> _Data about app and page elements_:
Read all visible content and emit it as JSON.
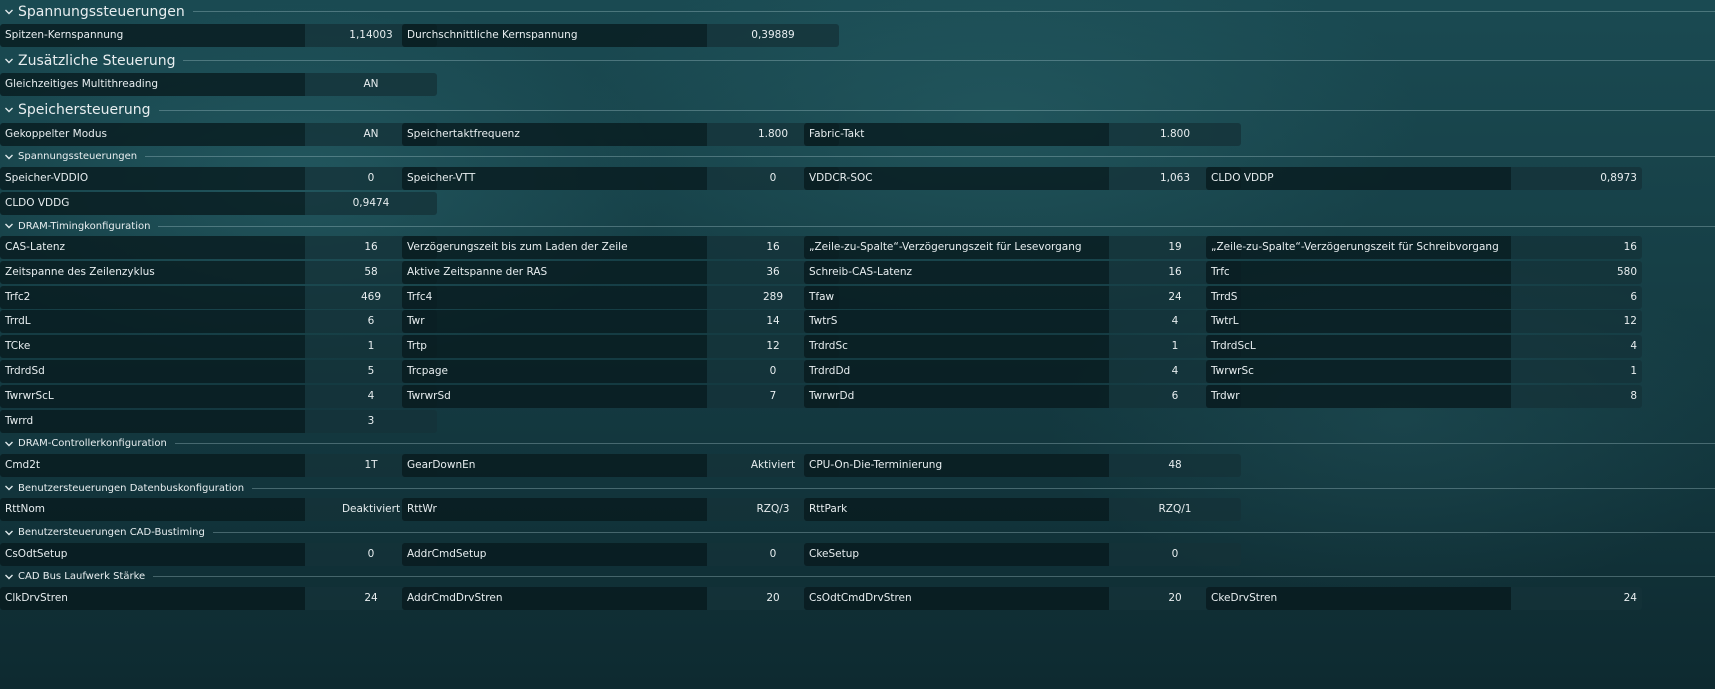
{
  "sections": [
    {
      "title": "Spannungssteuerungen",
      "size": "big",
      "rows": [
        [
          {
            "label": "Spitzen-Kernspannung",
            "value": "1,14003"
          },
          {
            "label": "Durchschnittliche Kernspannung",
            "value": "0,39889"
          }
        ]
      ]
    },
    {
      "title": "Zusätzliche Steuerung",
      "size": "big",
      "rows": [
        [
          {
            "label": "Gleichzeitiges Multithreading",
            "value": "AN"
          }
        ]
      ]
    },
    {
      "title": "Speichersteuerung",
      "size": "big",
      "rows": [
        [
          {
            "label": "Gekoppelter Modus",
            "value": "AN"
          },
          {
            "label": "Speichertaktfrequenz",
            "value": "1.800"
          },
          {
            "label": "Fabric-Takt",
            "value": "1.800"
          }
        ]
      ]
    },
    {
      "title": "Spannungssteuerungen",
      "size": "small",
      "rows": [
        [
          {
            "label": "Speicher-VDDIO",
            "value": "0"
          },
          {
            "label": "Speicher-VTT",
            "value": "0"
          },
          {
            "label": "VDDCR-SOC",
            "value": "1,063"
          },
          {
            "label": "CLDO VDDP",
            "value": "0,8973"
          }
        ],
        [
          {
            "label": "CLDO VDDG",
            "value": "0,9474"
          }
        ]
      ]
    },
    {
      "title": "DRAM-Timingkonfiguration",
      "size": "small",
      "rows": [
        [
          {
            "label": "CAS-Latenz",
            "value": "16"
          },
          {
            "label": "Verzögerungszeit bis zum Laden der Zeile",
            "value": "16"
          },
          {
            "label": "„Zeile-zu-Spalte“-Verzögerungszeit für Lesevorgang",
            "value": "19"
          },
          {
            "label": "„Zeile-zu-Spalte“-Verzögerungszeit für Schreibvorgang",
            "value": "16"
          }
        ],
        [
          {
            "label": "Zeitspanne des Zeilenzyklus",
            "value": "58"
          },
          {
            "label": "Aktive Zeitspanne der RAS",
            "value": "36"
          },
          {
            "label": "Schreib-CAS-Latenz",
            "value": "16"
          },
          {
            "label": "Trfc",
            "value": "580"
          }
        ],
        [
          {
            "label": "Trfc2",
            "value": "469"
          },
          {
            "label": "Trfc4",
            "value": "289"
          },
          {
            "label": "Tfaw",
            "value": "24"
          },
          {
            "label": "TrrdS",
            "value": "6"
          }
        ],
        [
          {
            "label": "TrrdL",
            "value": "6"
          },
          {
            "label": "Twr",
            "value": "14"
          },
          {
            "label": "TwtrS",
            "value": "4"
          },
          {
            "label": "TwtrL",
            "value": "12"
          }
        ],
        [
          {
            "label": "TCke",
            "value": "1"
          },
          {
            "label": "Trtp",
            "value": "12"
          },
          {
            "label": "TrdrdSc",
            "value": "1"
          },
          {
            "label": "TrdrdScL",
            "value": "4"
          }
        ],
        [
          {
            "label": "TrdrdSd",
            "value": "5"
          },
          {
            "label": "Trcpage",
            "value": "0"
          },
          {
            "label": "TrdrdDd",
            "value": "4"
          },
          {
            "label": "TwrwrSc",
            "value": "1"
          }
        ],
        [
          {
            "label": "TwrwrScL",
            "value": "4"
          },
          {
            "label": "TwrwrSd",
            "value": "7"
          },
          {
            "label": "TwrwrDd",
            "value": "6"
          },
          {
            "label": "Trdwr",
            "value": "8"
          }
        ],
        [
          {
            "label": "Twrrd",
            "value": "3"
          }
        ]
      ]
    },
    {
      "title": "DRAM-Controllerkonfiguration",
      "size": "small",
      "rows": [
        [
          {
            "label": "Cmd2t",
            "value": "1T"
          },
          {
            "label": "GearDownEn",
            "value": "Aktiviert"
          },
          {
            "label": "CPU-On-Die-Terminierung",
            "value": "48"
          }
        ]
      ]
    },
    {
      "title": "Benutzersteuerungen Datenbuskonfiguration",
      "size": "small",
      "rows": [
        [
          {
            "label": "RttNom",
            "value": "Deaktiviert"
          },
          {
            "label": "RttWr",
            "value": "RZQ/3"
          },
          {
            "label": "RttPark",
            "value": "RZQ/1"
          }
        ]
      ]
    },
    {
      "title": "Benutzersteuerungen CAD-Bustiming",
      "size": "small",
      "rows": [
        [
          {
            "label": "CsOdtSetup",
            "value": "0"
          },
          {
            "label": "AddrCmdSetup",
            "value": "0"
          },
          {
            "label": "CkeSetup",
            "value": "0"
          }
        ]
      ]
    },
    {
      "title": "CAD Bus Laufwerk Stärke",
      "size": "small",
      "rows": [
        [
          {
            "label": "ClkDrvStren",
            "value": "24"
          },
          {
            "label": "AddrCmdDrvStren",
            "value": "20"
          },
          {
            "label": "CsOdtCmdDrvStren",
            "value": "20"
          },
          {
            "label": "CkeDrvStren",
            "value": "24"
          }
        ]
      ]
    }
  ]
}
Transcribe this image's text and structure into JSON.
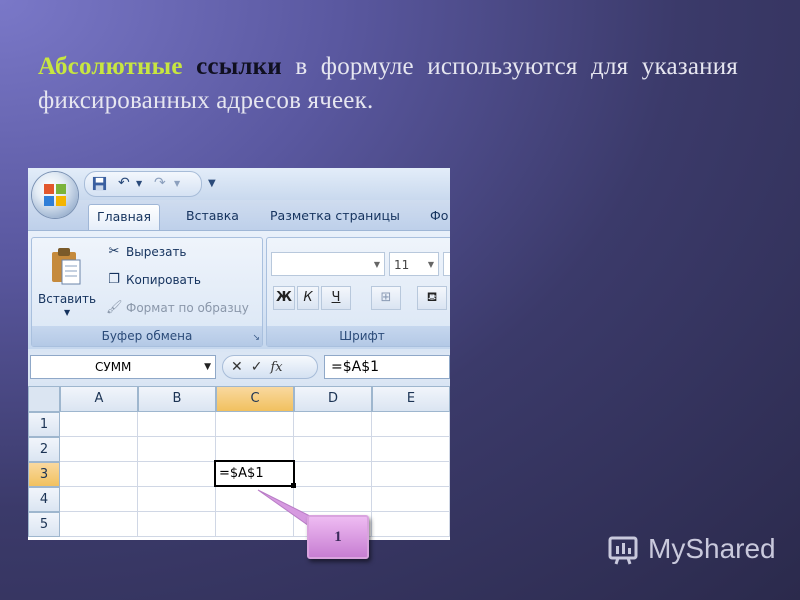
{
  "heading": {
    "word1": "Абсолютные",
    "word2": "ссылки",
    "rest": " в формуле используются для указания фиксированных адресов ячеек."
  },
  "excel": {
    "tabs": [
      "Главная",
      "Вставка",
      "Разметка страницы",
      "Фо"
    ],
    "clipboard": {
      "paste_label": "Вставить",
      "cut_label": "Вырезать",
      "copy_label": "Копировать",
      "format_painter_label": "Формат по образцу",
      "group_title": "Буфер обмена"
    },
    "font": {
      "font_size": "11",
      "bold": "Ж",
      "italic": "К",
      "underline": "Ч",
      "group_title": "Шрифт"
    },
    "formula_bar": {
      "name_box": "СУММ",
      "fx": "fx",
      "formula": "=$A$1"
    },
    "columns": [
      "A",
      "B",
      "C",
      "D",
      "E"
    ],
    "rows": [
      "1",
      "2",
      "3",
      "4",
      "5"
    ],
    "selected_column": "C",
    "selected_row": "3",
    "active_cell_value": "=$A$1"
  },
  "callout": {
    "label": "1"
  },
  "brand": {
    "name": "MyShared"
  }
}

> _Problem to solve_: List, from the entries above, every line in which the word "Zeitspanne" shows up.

> _Worked solution_:
            "label": "Zeitspanne des Zeilenzyklus",
            "label": "Aktive Zeitspanne der RAS",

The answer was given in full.